Exactly as it appears, restate the whole listing.

Dataset records =>
——

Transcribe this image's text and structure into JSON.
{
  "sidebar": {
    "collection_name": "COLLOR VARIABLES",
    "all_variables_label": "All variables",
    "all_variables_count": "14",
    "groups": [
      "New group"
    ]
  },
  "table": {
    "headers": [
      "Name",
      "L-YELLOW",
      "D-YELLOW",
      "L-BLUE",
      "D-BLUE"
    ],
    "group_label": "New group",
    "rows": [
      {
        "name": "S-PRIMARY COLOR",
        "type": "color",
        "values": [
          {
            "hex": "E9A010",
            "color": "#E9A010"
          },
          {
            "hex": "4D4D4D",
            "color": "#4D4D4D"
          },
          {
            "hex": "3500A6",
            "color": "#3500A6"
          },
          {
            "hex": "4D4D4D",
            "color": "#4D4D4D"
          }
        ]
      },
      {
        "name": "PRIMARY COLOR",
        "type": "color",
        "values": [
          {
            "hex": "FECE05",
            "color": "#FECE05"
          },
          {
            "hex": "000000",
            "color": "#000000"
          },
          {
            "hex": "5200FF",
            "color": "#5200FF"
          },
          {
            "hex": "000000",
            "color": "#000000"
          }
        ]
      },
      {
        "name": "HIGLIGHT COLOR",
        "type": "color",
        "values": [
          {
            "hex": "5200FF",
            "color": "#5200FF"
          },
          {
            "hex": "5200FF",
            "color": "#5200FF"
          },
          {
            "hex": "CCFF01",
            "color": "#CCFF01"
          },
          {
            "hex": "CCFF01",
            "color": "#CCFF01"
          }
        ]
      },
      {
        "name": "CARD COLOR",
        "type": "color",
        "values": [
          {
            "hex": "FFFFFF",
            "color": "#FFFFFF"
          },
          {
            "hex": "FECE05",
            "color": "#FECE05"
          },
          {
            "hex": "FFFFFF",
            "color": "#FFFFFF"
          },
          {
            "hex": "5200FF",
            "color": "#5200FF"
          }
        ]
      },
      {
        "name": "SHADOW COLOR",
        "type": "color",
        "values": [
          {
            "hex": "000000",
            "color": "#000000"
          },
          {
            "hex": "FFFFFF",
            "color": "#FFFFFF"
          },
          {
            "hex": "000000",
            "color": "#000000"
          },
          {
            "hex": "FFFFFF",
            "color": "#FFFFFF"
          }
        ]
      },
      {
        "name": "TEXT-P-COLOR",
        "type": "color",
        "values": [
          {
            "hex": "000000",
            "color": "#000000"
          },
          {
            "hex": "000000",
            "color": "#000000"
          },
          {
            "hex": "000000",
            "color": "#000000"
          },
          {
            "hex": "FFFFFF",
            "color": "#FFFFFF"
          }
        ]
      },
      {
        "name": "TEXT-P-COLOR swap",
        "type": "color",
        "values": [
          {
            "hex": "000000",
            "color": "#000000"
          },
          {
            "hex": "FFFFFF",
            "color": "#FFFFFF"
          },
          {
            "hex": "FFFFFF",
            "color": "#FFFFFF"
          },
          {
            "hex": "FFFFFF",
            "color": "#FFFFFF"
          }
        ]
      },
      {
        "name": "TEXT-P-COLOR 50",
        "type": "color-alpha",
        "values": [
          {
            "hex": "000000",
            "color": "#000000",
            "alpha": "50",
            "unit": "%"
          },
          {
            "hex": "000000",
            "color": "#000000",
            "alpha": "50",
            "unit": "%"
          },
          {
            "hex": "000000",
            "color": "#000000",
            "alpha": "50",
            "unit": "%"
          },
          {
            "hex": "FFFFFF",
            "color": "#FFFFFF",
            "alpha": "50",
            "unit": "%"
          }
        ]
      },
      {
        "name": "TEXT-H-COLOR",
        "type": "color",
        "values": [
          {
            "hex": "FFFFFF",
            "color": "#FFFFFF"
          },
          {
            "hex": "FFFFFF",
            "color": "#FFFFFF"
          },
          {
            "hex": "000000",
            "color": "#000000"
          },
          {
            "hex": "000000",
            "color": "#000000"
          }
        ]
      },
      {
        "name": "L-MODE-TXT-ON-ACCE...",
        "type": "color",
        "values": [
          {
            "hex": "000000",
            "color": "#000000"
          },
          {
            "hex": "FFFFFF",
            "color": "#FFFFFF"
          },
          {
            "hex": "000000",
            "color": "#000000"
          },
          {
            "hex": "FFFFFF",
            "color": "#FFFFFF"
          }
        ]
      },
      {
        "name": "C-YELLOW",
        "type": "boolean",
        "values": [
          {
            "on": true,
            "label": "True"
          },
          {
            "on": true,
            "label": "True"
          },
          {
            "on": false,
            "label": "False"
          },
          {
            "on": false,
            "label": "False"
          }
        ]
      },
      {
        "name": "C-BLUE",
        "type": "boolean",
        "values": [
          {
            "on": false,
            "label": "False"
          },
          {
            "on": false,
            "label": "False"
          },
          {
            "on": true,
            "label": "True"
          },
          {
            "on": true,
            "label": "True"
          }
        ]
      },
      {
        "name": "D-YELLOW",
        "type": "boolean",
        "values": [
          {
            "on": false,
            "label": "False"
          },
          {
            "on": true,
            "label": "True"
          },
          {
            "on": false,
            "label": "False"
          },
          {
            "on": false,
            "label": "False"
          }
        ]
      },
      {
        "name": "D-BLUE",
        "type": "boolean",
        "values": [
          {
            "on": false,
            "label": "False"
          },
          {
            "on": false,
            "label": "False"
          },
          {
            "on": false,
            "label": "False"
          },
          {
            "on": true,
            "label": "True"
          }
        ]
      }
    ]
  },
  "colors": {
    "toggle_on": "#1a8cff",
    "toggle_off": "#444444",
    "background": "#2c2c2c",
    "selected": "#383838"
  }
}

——

Reply to the task =>
Transcribe this image's text and structure into JSON.
{
  "sidebar": {
    "collection_name": "COLLOR VARIABLES",
    "all_variables_label": "All variables",
    "all_variables_count": "14",
    "groups": [
      "New group"
    ]
  },
  "table": {
    "headers": [
      "Name",
      "L-YELLOW",
      "D-YELLOW",
      "L-BLUE",
      "D-BLUE"
    ],
    "group_label": "New group",
    "rows": [
      {
        "name": "S-PRIMARY COLOR",
        "type": "color",
        "values": [
          {
            "hex": "E9A010",
            "color": "#E9A010"
          },
          {
            "hex": "4D4D4D",
            "color": "#4D4D4D"
          },
          {
            "hex": "3500A6",
            "color": "#3500A6"
          },
          {
            "hex": "4D4D4D",
            "color": "#4D4D4D"
          }
        ]
      },
      {
        "name": "PRIMARY COLOR",
        "type": "color",
        "values": [
          {
            "hex": "FECE05",
            "color": "#FECE05"
          },
          {
            "hex": "000000",
            "color": "#000000"
          },
          {
            "hex": "5200FF",
            "color": "#5200FF"
          },
          {
            "hex": "000000",
            "color": "#000000"
          }
        ]
      },
      {
        "name": "HIGLIGHT COLOR",
        "type": "color",
        "values": [
          {
            "hex": "5200FF",
            "color": "#5200FF"
          },
          {
            "hex": "5200FF",
            "color": "#5200FF"
          },
          {
            "hex": "CCFF01",
            "color": "#CCFF01"
          },
          {
            "hex": "CCFF01",
            "color": "#CCFF01"
          }
        ]
      },
      {
        "name": "CARD COLOR",
        "type": "color",
        "values": [
          {
            "hex": "FFFFFF",
            "color": "#FFFFFF"
          },
          {
            "hex": "FECE05",
            "color": "#FECE05"
          },
          {
            "hex": "FFFFFF",
            "color": "#FFFFFF"
          },
          {
            "hex": "5200FF",
            "color": "#5200FF"
          }
        ]
      },
      {
        "name": "SHADOW COLOR",
        "type": "color",
        "values": [
          {
            "hex": "000000",
            "color": "#000000"
          },
          {
            "hex": "FFFFFF",
            "color": "#FFFFFF"
          },
          {
            "hex": "000000",
            "color": "#000000"
          },
          {
            "hex": "FFFFFF",
            "color": "#FFFFFF"
          }
        ]
      },
      {
        "name": "TEXT-P-COLOR",
        "type": "color",
        "values": [
          {
            "hex": "000000",
            "color": "#000000"
          },
          {
            "hex": "000000",
            "color": "#000000"
          },
          {
            "hex": "000000",
            "color": "#000000"
          },
          {
            "hex": "FFFFFF",
            "color": "#FFFFFF"
          }
        ]
      },
      {
        "name": "TEXT-P-COLOR swap",
        "type": "color",
        "values": [
          {
            "hex": "000000",
            "color": "#000000"
          },
          {
            "hex": "FFFFFF",
            "color": "#FFFFFF"
          },
          {
            "hex": "FFFFFF",
            "color": "#FFFFFF"
          },
          {
            "hex": "FFFFFF",
            "color": "#FFFFFF"
          }
        ]
      },
      {
        "name": "TEXT-P-COLOR 50",
        "type": "color-alpha",
        "values": [
          {
            "hex": "000000",
            "color": "#000000",
            "alpha": "50",
            "unit": "%"
          },
          {
            "hex": "000000",
            "color": "#000000",
            "alpha": "50",
            "unit": "%"
          },
          {
            "hex": "000000",
            "color": "#000000",
            "alpha": "50",
            "unit": "%"
          },
          {
            "hex": "FFFFFF",
            "color": "#FFFFFF",
            "alpha": "50",
            "unit": "%"
          }
        ]
      },
      {
        "name": "TEXT-H-COLOR",
        "type": "color",
        "values": [
          {
            "hex": "FFFFFF",
            "color": "#FFFFFF"
          },
          {
            "hex": "FFFFFF",
            "color": "#FFFFFF"
          },
          {
            "hex": "000000",
            "color": "#000000"
          },
          {
            "hex": "000000",
            "color": "#000000"
          }
        ]
      },
      {
        "name": "L-MODE-TXT-ON-ACCE...",
        "type": "color",
        "values": [
          {
            "hex": "000000",
            "color": "#000000"
          },
          {
            "hex": "FFFFFF",
            "color": "#FFFFFF"
          },
          {
            "hex": "000000",
            "color": "#000000"
          },
          {
            "hex": "FFFFFF",
            "color": "#FFFFFF"
          }
        ]
      },
      {
        "name": "C-YELLOW",
        "type": "boolean",
        "values": [
          {
            "on": true,
            "label": "True"
          },
          {
            "on": true,
            "label": "True"
          },
          {
            "on": false,
            "label": "False"
          },
          {
            "on": false,
            "label": "False"
          }
        ]
      },
      {
        "name": "C-BLUE",
        "type": "boolean",
        "values": [
          {
            "on": false,
            "label": "False"
          },
          {
            "on": false,
            "label": "False"
          },
          {
            "on": true,
            "label": "True"
          },
          {
            "on": true,
            "label": "True"
          }
        ]
      },
      {
        "name": "D-YELLOW",
        "type": "boolean",
        "values": [
          {
            "on": false,
            "label": "False"
          },
          {
            "on": true,
            "label": "True"
          },
          {
            "on": false,
            "label": "False"
          },
          {
            "on": false,
            "label": "False"
          }
        ]
      },
      {
        "name": "D-BLUE",
        "type": "boolean",
        "values": [
          {
            "on": false,
            "label": "False"
          },
          {
            "on": false,
            "label": "False"
          },
          {
            "on": false,
            "label": "False"
          },
          {
            "on": true,
            "label": "True"
          }
        ]
      }
    ]
  },
  "colors": {
    "toggle_on": "#1a8cff",
    "toggle_off": "#444444",
    "background": "#2c2c2c",
    "selected": "#383838"
  }
}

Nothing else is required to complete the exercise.